We have yet to develop the most illuminating of all the insights to be derived from consideration of price-fixing agreements. As already suggested, price-fixing agreements, even those enforced by government, are under constant pressure, constantly in danger of breaking down. The reason for this is to be found in the law of in­cessant change. Supply and de­mand conditions are always changing. Hence, no matter how sheltered the market may be in which a price-fixing combination operates, the fixed prices are nearly always out of date—and always on the verge of being out of date. A price-fixing combina­tion sheltered from competition by government power can hold out relatively long. The government can keep price-cutting competitors from entering the field at all; or it can throw into jail those members of the combination who depart from the fixed prices; or it can through the subsidy process make up the losses of the combination members who are compelled by law to sit quietly by while the un­regulated competition takes the customers who refuse to pay the erroneous prices.

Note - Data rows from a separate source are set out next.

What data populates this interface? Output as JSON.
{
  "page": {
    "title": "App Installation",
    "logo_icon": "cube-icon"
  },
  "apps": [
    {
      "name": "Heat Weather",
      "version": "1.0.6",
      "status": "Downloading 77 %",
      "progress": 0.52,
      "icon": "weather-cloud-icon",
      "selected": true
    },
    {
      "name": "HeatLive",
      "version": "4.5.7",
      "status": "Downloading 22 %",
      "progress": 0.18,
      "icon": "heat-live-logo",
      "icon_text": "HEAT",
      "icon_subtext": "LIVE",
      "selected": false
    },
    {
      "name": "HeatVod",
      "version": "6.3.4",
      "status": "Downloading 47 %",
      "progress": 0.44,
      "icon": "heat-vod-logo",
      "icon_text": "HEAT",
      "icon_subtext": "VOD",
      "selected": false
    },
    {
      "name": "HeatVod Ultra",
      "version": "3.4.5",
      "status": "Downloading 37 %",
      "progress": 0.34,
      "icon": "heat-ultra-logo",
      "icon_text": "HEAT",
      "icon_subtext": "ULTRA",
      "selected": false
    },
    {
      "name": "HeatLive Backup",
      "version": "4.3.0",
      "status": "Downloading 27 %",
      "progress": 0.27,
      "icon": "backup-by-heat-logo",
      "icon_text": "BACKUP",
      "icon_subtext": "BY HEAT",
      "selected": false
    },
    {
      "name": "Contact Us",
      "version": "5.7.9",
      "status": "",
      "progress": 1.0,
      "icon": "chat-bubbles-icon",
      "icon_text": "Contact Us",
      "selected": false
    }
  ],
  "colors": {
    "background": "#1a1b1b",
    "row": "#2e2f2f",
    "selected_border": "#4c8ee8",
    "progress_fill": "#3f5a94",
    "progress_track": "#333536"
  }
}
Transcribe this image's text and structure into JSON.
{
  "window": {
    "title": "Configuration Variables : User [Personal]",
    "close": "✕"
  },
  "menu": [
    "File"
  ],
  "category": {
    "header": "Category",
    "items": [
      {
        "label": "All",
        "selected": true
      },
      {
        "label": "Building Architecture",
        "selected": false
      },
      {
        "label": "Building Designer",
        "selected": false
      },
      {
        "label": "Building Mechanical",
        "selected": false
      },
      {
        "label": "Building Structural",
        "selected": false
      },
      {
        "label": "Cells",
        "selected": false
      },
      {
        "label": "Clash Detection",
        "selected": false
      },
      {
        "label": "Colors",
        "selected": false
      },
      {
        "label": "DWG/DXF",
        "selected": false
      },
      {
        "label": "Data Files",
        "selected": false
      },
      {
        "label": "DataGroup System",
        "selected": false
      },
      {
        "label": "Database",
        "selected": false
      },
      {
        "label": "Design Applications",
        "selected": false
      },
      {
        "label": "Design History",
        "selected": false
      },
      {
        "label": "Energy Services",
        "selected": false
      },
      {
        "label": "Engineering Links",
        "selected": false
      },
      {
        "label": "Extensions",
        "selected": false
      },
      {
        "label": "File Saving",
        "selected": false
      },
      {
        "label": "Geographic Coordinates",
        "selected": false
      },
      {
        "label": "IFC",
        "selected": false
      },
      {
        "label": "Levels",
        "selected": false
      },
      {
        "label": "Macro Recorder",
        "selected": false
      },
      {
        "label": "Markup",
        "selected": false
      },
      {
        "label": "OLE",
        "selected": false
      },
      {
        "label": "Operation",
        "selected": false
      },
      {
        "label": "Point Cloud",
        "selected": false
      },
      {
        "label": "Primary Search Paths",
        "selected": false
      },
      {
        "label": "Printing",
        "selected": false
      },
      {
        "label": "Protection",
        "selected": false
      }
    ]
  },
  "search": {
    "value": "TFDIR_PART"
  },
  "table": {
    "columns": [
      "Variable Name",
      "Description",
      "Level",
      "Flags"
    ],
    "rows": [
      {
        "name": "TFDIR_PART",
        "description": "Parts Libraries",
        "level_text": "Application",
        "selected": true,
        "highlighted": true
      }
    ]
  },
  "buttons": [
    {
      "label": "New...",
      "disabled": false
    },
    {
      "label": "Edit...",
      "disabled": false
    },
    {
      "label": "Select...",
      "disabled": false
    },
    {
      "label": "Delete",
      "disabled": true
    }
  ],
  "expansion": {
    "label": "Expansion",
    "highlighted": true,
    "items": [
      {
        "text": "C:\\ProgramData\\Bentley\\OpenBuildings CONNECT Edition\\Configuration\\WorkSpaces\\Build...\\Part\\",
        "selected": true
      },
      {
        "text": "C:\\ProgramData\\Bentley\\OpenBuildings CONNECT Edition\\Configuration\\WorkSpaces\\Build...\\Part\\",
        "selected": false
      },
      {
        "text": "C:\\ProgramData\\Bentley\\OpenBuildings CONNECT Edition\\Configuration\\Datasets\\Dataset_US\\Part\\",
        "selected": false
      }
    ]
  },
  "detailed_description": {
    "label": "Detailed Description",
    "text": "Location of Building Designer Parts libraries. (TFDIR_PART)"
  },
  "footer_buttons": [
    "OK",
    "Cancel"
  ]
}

But none of these methods of keeping down or discouraging competition is available to a strictly private, nongovernmental price-fixing combination in a free competitive enterprise system. One of the basic features of such a system is that everyone has a legal right to seek his fortune in any field of activity; therefore, the members of a price-fixing combi­nation cannot keep out competi­tors who are always attracted when they see prices out of line with existing supply and demand conditions.

Another basic feature is that everyone has a right to charge whatever he wishes for that which is his; therefore, the members of a price-fixing combination cannot prevent the competition from charging prices lower than they feel are proper. Finally, the com­mon law refuses t

  • Sylvester Petro (1917–2007) was a professor of law and the author of several books on the history of labor policy in the United States, including The Labor Policy of a Free Society, The Kohler Strike, and The Kingsport Press Strike.
    As professsor and director of the Wake Forest University Institute of Law and Policy Analysis, he taught generations of students about the history of labor unions, while defending free association and free contract as essential to the free and prosperous commonwealth.